======== Data for processing ========

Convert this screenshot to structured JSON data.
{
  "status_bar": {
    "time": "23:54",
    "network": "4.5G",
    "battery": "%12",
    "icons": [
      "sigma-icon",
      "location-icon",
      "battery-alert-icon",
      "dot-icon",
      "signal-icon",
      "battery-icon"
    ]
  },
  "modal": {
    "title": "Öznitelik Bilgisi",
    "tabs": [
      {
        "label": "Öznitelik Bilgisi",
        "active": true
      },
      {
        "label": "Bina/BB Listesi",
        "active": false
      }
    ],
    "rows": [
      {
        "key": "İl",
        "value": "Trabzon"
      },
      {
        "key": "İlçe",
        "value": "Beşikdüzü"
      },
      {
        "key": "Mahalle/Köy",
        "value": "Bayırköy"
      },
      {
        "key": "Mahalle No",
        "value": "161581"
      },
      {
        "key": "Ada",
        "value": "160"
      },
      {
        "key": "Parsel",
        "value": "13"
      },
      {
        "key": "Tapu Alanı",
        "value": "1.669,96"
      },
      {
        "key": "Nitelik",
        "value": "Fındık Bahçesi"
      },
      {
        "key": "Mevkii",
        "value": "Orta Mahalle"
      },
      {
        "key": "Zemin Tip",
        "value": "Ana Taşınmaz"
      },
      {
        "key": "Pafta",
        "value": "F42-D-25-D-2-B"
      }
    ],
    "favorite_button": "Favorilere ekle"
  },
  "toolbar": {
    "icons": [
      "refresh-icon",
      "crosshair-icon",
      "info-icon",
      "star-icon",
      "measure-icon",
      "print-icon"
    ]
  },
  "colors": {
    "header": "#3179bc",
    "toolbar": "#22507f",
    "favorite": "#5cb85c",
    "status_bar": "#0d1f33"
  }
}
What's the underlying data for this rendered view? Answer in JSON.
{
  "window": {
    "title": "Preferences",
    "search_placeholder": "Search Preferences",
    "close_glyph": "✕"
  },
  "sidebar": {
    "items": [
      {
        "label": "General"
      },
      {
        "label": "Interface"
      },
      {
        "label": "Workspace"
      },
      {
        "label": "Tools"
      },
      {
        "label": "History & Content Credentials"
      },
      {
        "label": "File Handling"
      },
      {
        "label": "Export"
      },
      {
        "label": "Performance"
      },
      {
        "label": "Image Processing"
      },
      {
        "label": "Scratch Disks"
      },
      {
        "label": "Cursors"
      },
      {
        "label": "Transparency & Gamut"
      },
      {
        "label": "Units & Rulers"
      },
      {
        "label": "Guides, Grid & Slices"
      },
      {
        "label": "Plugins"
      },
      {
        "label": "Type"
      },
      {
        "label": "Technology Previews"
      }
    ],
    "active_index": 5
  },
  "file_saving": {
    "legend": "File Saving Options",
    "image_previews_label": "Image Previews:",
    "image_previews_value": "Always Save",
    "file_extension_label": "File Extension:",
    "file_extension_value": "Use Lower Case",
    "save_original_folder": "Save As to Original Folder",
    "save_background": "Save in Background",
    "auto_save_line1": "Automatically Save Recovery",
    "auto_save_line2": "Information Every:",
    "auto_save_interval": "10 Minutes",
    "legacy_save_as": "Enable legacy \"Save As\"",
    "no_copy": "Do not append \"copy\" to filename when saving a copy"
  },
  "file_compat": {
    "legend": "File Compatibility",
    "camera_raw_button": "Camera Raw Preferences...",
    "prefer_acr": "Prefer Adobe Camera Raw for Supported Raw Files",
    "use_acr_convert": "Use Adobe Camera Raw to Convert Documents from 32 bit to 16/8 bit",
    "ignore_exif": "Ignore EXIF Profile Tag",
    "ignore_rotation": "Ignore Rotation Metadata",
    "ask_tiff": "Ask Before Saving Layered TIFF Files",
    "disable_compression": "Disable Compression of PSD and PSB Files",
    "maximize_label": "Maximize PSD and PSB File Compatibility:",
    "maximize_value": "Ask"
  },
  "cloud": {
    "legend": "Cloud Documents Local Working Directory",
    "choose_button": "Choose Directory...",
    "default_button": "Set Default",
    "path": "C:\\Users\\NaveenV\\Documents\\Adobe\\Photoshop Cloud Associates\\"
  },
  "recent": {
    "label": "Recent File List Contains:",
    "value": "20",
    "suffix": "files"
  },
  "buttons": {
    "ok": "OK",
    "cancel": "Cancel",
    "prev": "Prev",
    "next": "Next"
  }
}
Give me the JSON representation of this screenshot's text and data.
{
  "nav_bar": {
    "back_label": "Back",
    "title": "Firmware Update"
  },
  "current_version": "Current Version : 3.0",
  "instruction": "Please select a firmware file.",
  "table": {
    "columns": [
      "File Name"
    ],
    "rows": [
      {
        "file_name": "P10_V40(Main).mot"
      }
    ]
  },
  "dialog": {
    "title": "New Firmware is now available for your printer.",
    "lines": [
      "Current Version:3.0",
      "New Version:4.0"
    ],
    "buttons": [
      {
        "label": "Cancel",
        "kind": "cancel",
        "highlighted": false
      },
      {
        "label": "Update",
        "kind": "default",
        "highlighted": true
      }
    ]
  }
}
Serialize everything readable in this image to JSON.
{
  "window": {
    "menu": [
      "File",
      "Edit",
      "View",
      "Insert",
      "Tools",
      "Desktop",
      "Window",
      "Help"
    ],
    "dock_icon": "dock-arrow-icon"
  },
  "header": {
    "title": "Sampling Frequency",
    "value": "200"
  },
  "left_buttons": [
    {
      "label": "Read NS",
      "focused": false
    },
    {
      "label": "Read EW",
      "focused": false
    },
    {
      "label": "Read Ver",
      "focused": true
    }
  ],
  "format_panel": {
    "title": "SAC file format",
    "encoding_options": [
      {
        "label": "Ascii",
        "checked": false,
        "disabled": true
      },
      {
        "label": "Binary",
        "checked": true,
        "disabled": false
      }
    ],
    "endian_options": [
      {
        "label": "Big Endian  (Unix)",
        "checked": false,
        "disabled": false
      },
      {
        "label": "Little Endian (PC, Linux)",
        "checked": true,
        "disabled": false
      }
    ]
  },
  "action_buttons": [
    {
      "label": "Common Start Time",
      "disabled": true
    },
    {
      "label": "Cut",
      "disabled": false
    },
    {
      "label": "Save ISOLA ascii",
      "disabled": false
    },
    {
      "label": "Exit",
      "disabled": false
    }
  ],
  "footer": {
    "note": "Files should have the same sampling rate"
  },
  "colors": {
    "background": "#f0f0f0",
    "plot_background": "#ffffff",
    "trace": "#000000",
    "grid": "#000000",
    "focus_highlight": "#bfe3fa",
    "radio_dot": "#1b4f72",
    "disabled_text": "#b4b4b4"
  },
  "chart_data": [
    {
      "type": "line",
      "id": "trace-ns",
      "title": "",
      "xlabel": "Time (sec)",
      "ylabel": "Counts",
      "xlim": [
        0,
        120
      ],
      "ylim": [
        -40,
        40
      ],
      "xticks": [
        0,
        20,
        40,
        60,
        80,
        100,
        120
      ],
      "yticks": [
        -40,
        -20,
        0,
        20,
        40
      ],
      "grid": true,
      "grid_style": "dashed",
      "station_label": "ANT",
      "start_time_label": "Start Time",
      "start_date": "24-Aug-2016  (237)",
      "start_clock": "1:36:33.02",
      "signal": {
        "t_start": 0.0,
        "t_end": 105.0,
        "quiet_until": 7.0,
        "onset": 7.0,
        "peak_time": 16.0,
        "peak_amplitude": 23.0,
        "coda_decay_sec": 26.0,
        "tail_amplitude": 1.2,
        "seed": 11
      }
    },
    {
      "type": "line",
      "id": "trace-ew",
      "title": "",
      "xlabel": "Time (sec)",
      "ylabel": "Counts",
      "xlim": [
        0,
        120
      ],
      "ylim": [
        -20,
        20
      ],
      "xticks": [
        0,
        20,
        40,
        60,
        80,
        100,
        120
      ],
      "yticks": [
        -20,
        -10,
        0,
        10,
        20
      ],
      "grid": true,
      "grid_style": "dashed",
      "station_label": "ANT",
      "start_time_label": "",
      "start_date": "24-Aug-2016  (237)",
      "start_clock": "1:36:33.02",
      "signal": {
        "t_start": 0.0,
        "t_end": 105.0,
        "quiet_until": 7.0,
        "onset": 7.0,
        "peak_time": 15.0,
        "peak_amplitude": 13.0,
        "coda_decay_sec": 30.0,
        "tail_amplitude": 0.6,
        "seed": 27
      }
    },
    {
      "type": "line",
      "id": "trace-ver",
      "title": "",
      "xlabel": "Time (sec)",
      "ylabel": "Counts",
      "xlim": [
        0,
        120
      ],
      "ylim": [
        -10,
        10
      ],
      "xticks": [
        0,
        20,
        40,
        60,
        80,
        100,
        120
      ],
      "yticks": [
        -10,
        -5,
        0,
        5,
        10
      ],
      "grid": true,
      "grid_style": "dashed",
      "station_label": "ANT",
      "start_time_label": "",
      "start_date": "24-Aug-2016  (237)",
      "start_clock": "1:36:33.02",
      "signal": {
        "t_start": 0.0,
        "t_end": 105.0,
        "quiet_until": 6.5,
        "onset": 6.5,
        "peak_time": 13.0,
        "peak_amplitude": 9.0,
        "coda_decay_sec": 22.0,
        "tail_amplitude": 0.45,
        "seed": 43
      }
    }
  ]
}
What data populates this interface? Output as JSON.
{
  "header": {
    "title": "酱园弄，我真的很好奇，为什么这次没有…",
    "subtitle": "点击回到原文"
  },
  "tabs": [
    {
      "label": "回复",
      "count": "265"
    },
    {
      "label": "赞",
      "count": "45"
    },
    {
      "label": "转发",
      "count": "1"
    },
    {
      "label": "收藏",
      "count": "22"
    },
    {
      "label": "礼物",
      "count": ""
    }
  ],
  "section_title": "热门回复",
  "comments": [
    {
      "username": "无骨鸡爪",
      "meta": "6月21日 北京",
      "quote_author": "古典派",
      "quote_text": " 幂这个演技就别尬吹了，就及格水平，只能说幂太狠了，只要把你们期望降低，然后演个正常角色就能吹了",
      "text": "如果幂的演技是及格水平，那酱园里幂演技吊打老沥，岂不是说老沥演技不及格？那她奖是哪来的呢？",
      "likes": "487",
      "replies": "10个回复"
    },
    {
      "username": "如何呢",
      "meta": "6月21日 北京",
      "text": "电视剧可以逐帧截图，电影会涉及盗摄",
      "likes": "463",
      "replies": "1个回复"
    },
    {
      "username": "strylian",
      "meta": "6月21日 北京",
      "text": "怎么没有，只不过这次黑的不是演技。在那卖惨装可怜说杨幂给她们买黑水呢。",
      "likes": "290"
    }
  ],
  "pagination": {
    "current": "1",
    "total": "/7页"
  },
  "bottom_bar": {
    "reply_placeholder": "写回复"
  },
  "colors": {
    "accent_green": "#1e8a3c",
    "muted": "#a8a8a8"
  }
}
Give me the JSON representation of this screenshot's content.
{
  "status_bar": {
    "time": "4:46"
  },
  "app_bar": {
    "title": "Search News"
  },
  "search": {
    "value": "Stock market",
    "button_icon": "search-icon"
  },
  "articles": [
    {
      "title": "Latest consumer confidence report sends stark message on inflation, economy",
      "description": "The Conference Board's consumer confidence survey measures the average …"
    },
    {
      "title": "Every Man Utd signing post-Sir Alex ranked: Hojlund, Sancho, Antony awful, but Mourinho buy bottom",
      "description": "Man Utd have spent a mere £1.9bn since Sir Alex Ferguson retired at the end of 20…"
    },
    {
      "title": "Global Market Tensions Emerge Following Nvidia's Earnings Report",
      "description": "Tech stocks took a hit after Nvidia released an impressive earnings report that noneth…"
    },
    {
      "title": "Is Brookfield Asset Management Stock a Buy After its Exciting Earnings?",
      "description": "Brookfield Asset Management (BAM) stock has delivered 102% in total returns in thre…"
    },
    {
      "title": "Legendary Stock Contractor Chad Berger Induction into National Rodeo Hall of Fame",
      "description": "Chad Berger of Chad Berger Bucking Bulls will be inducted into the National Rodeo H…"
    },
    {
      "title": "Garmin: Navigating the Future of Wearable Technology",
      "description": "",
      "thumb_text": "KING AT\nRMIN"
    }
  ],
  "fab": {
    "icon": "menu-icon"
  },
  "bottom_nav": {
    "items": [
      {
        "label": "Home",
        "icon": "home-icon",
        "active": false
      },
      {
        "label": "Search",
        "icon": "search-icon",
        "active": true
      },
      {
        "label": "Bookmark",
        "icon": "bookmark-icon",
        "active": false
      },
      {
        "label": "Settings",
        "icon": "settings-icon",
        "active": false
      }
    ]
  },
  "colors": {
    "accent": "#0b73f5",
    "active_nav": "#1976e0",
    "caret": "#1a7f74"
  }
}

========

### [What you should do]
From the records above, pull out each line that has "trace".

### [Task solution]
    "trace": "#000000",
      "id": "trace-ns",
      "id": "trace-ew",
      "id": "trace-ver",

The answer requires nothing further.